Editors’ Note: Charlotte Clements continues HistPhil’s forum on archives and knowledge management. In this post I want to offer a UK perspective on the archives of philanthropic and non-profit organisations. I am sure that several of the issues I highlight are common outside the UK and I am interested in working across borders to share knowledge … Continue reading

Scientific Knowledge on Minority Groups during the Trump Era
Current Events and Philanthropy / Philanthropy and Democracy / Philanthropy and Inequality

Scientific Knowledge on Minority Groups during the Trump Era

Editors’ Note: HistPhil co-editor Maribel Morey reports on her impressions of a forum on populism, the world order, and the Trump era hosted by the Carnegie Corporation and Time Magazine at the foundation’s offices last week. At the Carnegie Corporation offices in midtown Manhattan this past Tuesday, I attended a panel discussion coordinated by the foundation and Time Magazine on “A Populist … Continue reading

A Matter of Trusts: Philanthropy and India’s Biggest Corporate Scandal
Current Events and Philanthropy / Philanthropy in the News

A Matter of Trusts: Philanthropy and India’s Biggest Corporate Scandal

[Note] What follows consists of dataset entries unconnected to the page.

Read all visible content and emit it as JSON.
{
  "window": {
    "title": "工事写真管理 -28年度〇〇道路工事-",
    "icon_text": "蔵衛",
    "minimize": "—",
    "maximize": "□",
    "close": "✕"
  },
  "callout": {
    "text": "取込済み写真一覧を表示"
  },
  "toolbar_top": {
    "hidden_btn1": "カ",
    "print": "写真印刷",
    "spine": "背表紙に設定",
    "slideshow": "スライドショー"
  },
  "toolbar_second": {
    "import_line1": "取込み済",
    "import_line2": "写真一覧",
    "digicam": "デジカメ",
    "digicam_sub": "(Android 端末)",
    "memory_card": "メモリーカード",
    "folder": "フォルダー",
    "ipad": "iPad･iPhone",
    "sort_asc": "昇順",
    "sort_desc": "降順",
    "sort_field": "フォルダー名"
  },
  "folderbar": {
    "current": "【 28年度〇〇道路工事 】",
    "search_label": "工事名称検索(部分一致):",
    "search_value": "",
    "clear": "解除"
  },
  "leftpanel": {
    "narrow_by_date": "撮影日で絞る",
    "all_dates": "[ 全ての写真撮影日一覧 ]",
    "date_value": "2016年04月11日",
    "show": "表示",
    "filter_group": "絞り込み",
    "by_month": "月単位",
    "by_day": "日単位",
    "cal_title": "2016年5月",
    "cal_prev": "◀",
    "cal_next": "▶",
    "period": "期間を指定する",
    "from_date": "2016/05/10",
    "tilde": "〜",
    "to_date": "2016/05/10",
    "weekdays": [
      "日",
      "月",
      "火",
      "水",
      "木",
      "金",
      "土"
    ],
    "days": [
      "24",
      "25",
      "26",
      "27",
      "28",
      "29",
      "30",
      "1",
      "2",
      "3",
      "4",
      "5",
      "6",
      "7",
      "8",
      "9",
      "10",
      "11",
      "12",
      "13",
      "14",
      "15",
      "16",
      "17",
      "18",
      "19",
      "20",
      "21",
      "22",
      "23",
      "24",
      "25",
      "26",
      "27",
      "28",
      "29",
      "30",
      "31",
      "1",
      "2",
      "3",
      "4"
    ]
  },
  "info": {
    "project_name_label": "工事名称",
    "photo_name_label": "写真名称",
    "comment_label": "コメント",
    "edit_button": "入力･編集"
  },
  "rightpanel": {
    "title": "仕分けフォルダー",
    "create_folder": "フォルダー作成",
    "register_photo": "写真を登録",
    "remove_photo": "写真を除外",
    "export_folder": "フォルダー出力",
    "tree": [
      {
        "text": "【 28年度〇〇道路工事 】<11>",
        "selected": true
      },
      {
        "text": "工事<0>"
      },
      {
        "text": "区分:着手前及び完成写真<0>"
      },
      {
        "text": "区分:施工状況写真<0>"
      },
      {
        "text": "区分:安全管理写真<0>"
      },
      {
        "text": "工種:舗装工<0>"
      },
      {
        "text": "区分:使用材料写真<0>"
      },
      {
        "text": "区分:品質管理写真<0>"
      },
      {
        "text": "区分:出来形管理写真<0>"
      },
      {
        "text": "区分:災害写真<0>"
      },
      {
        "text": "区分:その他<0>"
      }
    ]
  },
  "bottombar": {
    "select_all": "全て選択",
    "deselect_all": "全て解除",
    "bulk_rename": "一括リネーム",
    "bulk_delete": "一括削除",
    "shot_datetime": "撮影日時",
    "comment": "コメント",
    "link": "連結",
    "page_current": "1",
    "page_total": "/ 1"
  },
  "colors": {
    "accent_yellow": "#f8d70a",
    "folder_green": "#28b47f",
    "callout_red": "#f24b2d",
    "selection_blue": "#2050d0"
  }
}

Editors’ Note: Mircea Raianu follows up on last year’s post on the Tata Trusts with historical insights on the corporate scandal that has rocked India and has implicated the nation’s largest philanthropy. In late October 2016, an extraordinary corporate scandal broke out in India. Tata, the country’s largest, most influential, and most widely respected business group, suddenly … Continue reading

Hewlett’s Larry Kramer on Archives & Historical Analysis at the Foundation
Archives and Knowledge Management / Philanthropy and Historical Research

Hewlett’s Larry Kramer on Archives & Historical Analysis at the Foundation

Editors’ Note: The following is an interview between HistPhil co-editor Maribel Morey and Hewlett Foundation President Larry Kramer, which took place over email in the past weeks. For earlier Q&As between Kramer and Morey, please follow this link. Below, Kramer discusses the foundation’s forthcoming plans to establish formal archives and the organization’s use of its history in its decision-making … Continue reading

“We will ‘Totally Destroy’ the Johnson Amendment”
Current Events and Philanthropy / Philanthropy and the State

“We will ‘Totally Destroy’ the Johnson Amendment”

Editors’ Note: During a speech at the 64th annual National Prayer Breakfast in Washington last week, Donald Trump reaffirmed his campaign promise to “get rid of and totally destroy the Johnson Amendment.” Here, Winnifred Fallers Sullivan offers a history of the amendment and some analysis on its likely future. President Trump announced at the National Prayer Breakfast on Thursday … Continue reading